The independents are not short on ideas, either. Christophe Claret, for instance, has swapped his firm’s fuel oil boiler for a gas-powered one, at the same time as installing a clever system to recover the excess heat given off by machinery to warm the buildings. Not so far away, Ulysse Nardin has done the same thing. Similarly, Agenhor has built its offices to benefit from the best possible exposure to sunlight, facilitating natural temperature control. IWC, meanwhile, has taken a different tack: all the energy purchased by the firm comes from renewable sources. Chopard and Hublot have also renovated their facilities recently; both firms have acquired Minergie or High Energy Performance certification in the process.

The Audemars Piguet Minergie-ECO® manufacture in Le Brassus.
The Audemars Piguet Minergie-ECO® manufacture in Le Brassus.
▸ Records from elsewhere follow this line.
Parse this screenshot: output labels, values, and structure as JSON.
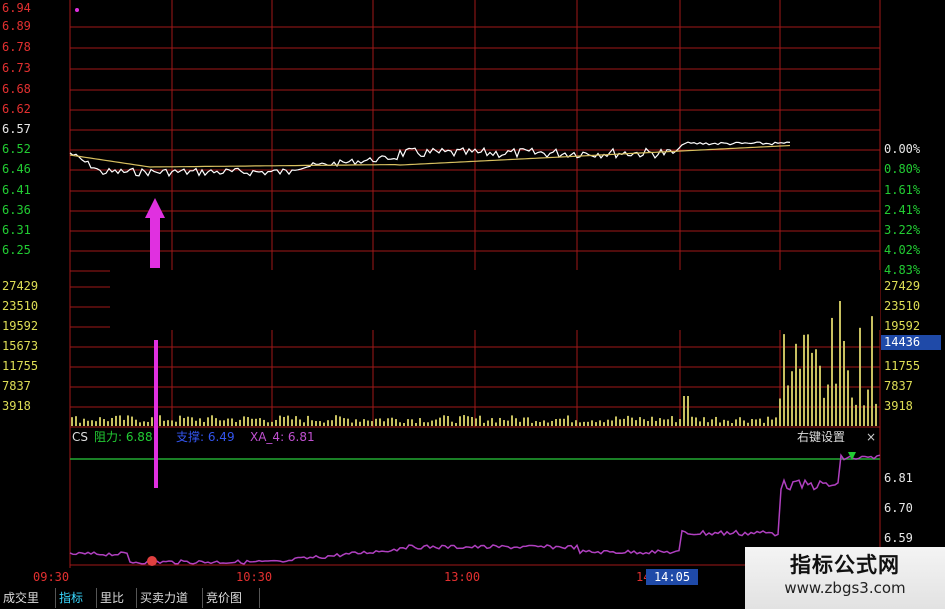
{
  "price_axis": {
    "labels": [
      {
        "text": "6.94",
        "color": "red"
      },
      {
        "text": "6.89",
        "color": "red"
      },
      {
        "text": "6.78",
        "color": "red"
      },
      {
        "text": "6.73",
        "color": "red"
      },
      {
        "text": "6.68",
        "color": "red"
      },
      {
        "text": "6.62",
        "color": "red"
      },
      {
        "text": "6.57",
        "color": "white"
      },
      {
        "text": "6.52",
        "color": "green"
      },
      {
        "text": "6.46",
        "color": "green"
      },
      {
        "text": "6.41",
        "color": "green"
      },
      {
        "text": "6.36",
        "color": "green"
      },
      {
        "text": "6.31",
        "color": "green"
      },
      {
        "text": "6.25",
        "color": "green"
      }
    ]
  },
  "pct_axis": {
    "labels": [
      "0.00%",
      "0.80%",
      "1.61%",
      "2.41%",
      "3.22%",
      "4.02%",
      "4.83%"
    ]
  },
  "volume_axis": {
    "labels": [
      "27429",
      "23510",
      "19592",
      "15673",
      "11755",
      "7837",
      "3918"
    ]
  },
  "current_volume": "14436",
  "indicator_header": {
    "name": "CS",
    "resistance_label": "阻力: 6.88",
    "support_label": "支撑: 6.49",
    "xa4_label": "XA_4: 6.81",
    "settings_label": "右键设置",
    "close_label": "×"
  },
  "indicator_axis": {
    "labels": [
      "6.81",
      "6.70",
      "6.59"
    ]
  },
  "time_axis": {
    "labels": [
      "09:30",
      "10:30",
      "13:00",
      "14"
    ],
    "crosshair_time": "14:05"
  },
  "tabs": [
    {
      "label": "成交里",
      "active": false
    },
    {
      "label": "指标",
      "active": true
    },
    {
      "label": "里比",
      "active": false
    },
    {
      "label": "买卖力道",
      "active": false
    },
    {
      "label": "竞价图",
      "active": false
    }
  ],
  "watermark": {
    "title": "指标公式网",
    "url": "www.zbgs3.com"
  },
  "colors": {
    "grid": "#a01818",
    "price_line": "#ffffff",
    "avg_line": "#d8c060",
    "volume": "#c8c060",
    "indicator_line": "#b040c0",
    "resistance_line": "#22aa33",
    "arrow": "#e030e0",
    "tab_active": "#39d8ff"
  }
}
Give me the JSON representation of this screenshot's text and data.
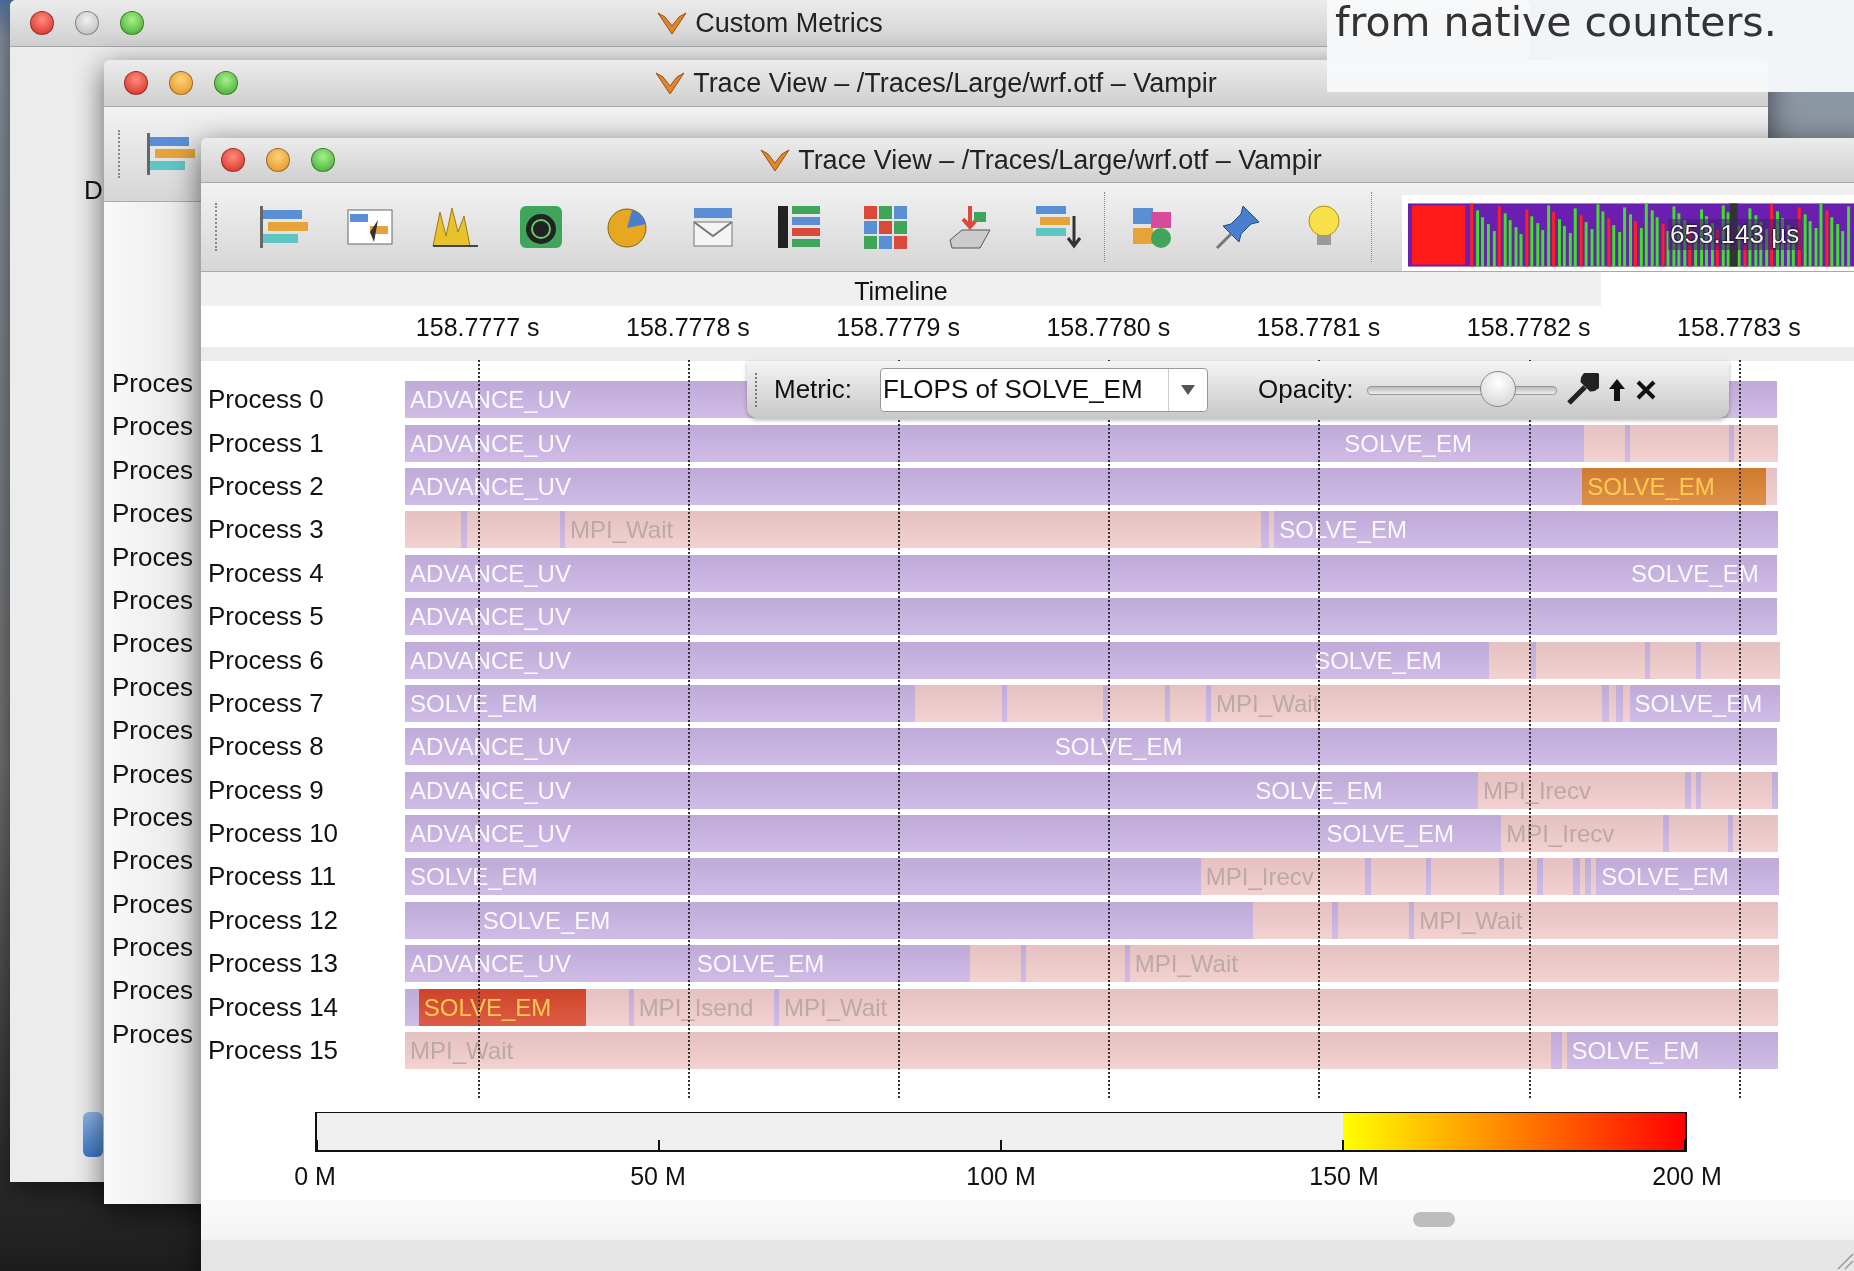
{
  "back_window": {
    "title": "Custom Metrics",
    "minimize_enabled": false,
    "side_text": "D"
  },
  "caption": {
    "text": "from native counters."
  },
  "middle_window": {
    "title": "Trace View – /Traces/Large/wrf.otf – Vampir",
    "minimize_enabled": true,
    "process_list": [
      "Proces",
      "Proces",
      "Proces",
      "Proces",
      "Proces",
      "Proces",
      "Proces",
      "Proces",
      "Proces",
      "Proces",
      "Proces",
      "Proces",
      "Proces",
      "Proces",
      "Proces",
      "Proces"
    ]
  },
  "trace_window": {
    "title": "Trace View – /Traces/Large/wrf.otf – Vampir",
    "minimize_enabled": true,
    "overview": {
      "reading": "653.143 µs"
    },
    "panel_title": "Timeline",
    "time_ticks": [
      "158.7777 s",
      "158.7778 s",
      "158.7779 s",
      "158.7780 s",
      "158.7781 s",
      "158.7782 s",
      "158.7783 s"
    ],
    "metric_bar": {
      "label": "Metric:",
      "metric": {
        "value": "FLOPS of SOLVE_EM"
      },
      "opacity": {
        "label": "Opacity:",
        "level": 0.69
      }
    },
    "processes": [
      {
        "name": "Process 0",
        "segments": [
          {
            "label": "ADVANCE_UV",
            "kind": "compute",
            "color": "#c9b3e3"
          }
        ]
      },
      {
        "name": "Process 1",
        "segments": [
          {
            "label": "ADVANCE_UV",
            "kind": "compute",
            "color": "#c9b3e3"
          },
          {
            "label": "SOLVE_EM",
            "kind": "compute",
            "color": "#c9b3e3"
          },
          {
            "kind": "mpi",
            "color": "#f1cbcb"
          },
          {
            "kind": "compute",
            "color": "#c9b3e3"
          },
          {
            "kind": "mpi",
            "color": "#f1cbcb"
          },
          {
            "kind": "compute",
            "color": "#c9b3e3"
          },
          {
            "kind": "mpi",
            "color": "#f1cbcb"
          }
        ]
      },
      {
        "name": "Process 2",
        "segments": [
          {
            "label": "ADVANCE_UV",
            "kind": "compute",
            "color": "#c9b3e3"
          },
          {
            "label": "SOLVE_EM",
            "kind": "hot",
            "color": "#d98130"
          },
          {
            "kind": "mpi",
            "color": "#f1cbcb"
          }
        ]
      },
      {
        "name": "Process 3",
        "segments": [
          {
            "kind": "mpi",
            "color": "#f1cbcb"
          },
          {
            "kind": "compute",
            "color": "#c9b3e3"
          },
          {
            "kind": "mpi",
            "color": "#f1cbcb"
          },
          {
            "kind": "compute",
            "color": "#c9b3e3"
          },
          {
            "label": "MPI_Wait",
            "kind": "mpi",
            "color": "#f1cbcb"
          },
          {
            "kind": "compute",
            "color": "#c9b3e3"
          },
          {
            "kind": "mpi",
            "color": "#f1cbcb"
          },
          {
            "label": "SOLVE_EM",
            "kind": "compute",
            "color": "#c9b3e3"
          }
        ]
      },
      {
        "name": "Process 4",
        "segments": [
          {
            "label": "ADVANCE_UV",
            "kind": "compute",
            "color": "#c9b3e3"
          },
          {
            "label": "SOLVE_EM",
            "kind": "compute",
            "color": "#c9b3e3"
          }
        ]
      },
      {
        "name": "Process 5",
        "segments": [
          {
            "label": "ADVANCE_UV",
            "kind": "compute",
            "color": "#c9b3e3"
          }
        ]
      },
      {
        "name": "Process 6",
        "segments": [
          {
            "label": "ADVANCE_UV",
            "kind": "compute",
            "color": "#c9b3e3"
          },
          {
            "label": "SOLVE_EM",
            "kind": "compute",
            "color": "#c9b3e3"
          },
          {
            "kind": "mpi",
            "color": "#f1cbcb"
          },
          {
            "kind": "compute",
            "color": "#c9b3e3"
          },
          {
            "kind": "mpi",
            "color": "#f1cbcb"
          },
          {
            "kind": "compute",
            "color": "#c9b3e3"
          },
          {
            "kind": "mpi",
            "color": "#f1cbcb"
          },
          {
            "kind": "compute",
            "color": "#c9b3e3"
          },
          {
            "kind": "mpi",
            "color": "#f1cbcb"
          }
        ]
      },
      {
        "name": "Process 7",
        "segments": [
          {
            "label": "SOLVE_EM",
            "kind": "compute",
            "color": "#c9b3e3"
          },
          {
            "kind": "mpi",
            "color": "#f1cbcb"
          },
          {
            "kind": "compute",
            "color": "#c9b3e3"
          },
          {
            "kind": "mpi",
            "color": "#f1cbcb"
          },
          {
            "kind": "compute",
            "color": "#c9b3e3"
          },
          {
            "kind": "mpi",
            "color": "#f1cbcb"
          },
          {
            "kind": "compute",
            "color": "#c9b3e3"
          },
          {
            "kind": "mpi",
            "color": "#f1cbcb"
          },
          {
            "kind": "compute",
            "color": "#c9b3e3"
          },
          {
            "label": "MPI_Wait",
            "kind": "mpi",
            "color": "#f1cbcb"
          },
          {
            "kind": "compute",
            "color": "#c9b3e3"
          },
          {
            "kind": "mpi",
            "color": "#f1cbcb"
          },
          {
            "kind": "compute",
            "color": "#c9b3e3"
          },
          {
            "kind": "mpi",
            "color": "#f1cbcb"
          },
          {
            "label": "SOLVE_EM",
            "kind": "compute",
            "color": "#c9b3e3"
          }
        ]
      },
      {
        "name": "Process 8",
        "segments": [
          {
            "label": "ADVANCE_UV",
            "kind": "compute",
            "color": "#c9b3e3"
          },
          {
            "label": "SOLVE_EM",
            "kind": "compute",
            "color": "#c9b3e3"
          }
        ]
      },
      {
        "name": "Process 9",
        "segments": [
          {
            "label": "ADVANCE_UV",
            "kind": "compute",
            "color": "#c9b3e3"
          },
          {
            "label": "SOLVE_EM",
            "kind": "compute",
            "color": "#c9b3e3"
          },
          {
            "label": "MPI_Irecv",
            "kind": "mpi",
            "color": "#f1cbcb"
          },
          {
            "kind": "compute",
            "color": "#c9b3e3"
          },
          {
            "kind": "mpi",
            "color": "#f1cbcb"
          },
          {
            "kind": "compute",
            "color": "#c9b3e3"
          },
          {
            "kind": "mpi",
            "color": "#f1cbcb"
          },
          {
            "kind": "compute",
            "color": "#c9b3e3"
          }
        ]
      },
      {
        "name": "Process 10",
        "segments": [
          {
            "label": "ADVANCE_UV",
            "kind": "compute",
            "color": "#c9b3e3"
          },
          {
            "label": "SOLVE_EM",
            "kind": "compute",
            "color": "#c9b3e3"
          },
          {
            "label": "MPI_Irecv",
            "kind": "mpi",
            "color": "#f1cbcb"
          },
          {
            "kind": "compute",
            "color": "#c9b3e3"
          },
          {
            "kind": "mpi",
            "color": "#f1cbcb"
          },
          {
            "kind": "compute",
            "color": "#c9b3e3"
          },
          {
            "kind": "mpi",
            "color": "#f1cbcb"
          }
        ]
      },
      {
        "name": "Process 11",
        "segments": [
          {
            "label": "SOLVE_EM",
            "kind": "compute",
            "color": "#c9b3e3"
          },
          {
            "label": "MPI_Irecv",
            "kind": "mpi",
            "color": "#f1cbcb"
          },
          {
            "kind": "compute",
            "color": "#c9b3e3"
          },
          {
            "kind": "mpi",
            "color": "#f1cbcb"
          },
          {
            "kind": "compute",
            "color": "#c9b3e3"
          },
          {
            "kind": "mpi",
            "color": "#f1cbcb"
          },
          {
            "kind": "compute",
            "color": "#c9b3e3"
          },
          {
            "kind": "mpi",
            "color": "#f1cbcb"
          },
          {
            "kind": "compute",
            "color": "#c9b3e3"
          },
          {
            "kind": "mpi",
            "color": "#f1cbcb"
          },
          {
            "kind": "compute",
            "color": "#c9b3e3"
          },
          {
            "kind": "mpi",
            "color": "#f1cbcb"
          },
          {
            "kind": "compute",
            "color": "#c9b3e3"
          },
          {
            "kind": "mpi",
            "color": "#f1cbcb"
          },
          {
            "label": "SOLVE_EM",
            "kind": "compute",
            "color": "#c9b3e3"
          }
        ]
      },
      {
        "name": "Process 12",
        "segments": [
          {
            "kind": "compute",
            "color": "#c9b3e3"
          },
          {
            "label": "SOLVE_EM",
            "kind": "compute",
            "color": "#c9b3e3"
          },
          {
            "kind": "mpi",
            "color": "#f1cbcb"
          },
          {
            "kind": "compute",
            "color": "#c9b3e3"
          },
          {
            "kind": "mpi",
            "color": "#f1cbcb"
          },
          {
            "kind": "compute",
            "color": "#c9b3e3"
          },
          {
            "label": "MPI_Wait",
            "kind": "mpi",
            "color": "#f1cbcb"
          }
        ]
      },
      {
        "name": "Process 13",
        "segments": [
          {
            "label": "ADVANCE_UV",
            "kind": "compute",
            "color": "#c9b3e3"
          },
          {
            "label": "SOLVE_EM",
            "kind": "compute",
            "color": "#c9b3e3"
          },
          {
            "kind": "mpi",
            "color": "#f1cbcb"
          },
          {
            "kind": "compute",
            "color": "#c9b3e3"
          },
          {
            "kind": "mpi",
            "color": "#f1cbcb"
          },
          {
            "kind": "compute",
            "color": "#c9b3e3"
          },
          {
            "label": "MPI_Wait",
            "kind": "mpi",
            "color": "#f1cbcb"
          }
        ]
      },
      {
        "name": "Process 14",
        "segments": [
          {
            "kind": "compute",
            "color": "#c9b3e3"
          },
          {
            "label": "SOLVE_EM",
            "kind": "hot",
            "color": "#d9472b"
          },
          {
            "kind": "mpi",
            "color": "#f1cbcb"
          },
          {
            "kind": "compute",
            "color": "#c9b3e3"
          },
          {
            "label": "MPI_Isend",
            "kind": "mpi",
            "color": "#f1cbcb"
          },
          {
            "kind": "compute",
            "color": "#c9b3e3"
          },
          {
            "label": "MPI_Wait",
            "kind": "mpi",
            "color": "#f1cbcb"
          }
        ]
      },
      {
        "name": "Process 15",
        "segments": [
          {
            "label": "MPI_Wait",
            "kind": "mpi",
            "color": "#f1cbcb"
          },
          {
            "kind": "compute",
            "color": "#c9b3e3"
          },
          {
            "kind": "mpi",
            "color": "#f1cbcb"
          },
          {
            "label": "SOLVE_EM",
            "kind": "compute",
            "color": "#c9b3e3"
          }
        ]
      }
    ],
    "legend": {
      "ticks": [
        "0 M",
        "50 M",
        "100 M",
        "150 M",
        "200 M"
      ]
    }
  }
}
Is there anything to be ashamed of here? Should such initiatives be concealed at all costs? Of course not! The fact is, though, that they are little known – or indeed entirely unbeknown – to the general public, since they are not seen as contributing to “desirability”. Watchmaking is naturally conservative, and sells dreams; the view is that environmental responsibility is not something we dream about. That way of thinking has had its day, though. The time is now at hand when generations X, Y, and Z will indeed be dreaming of a better future.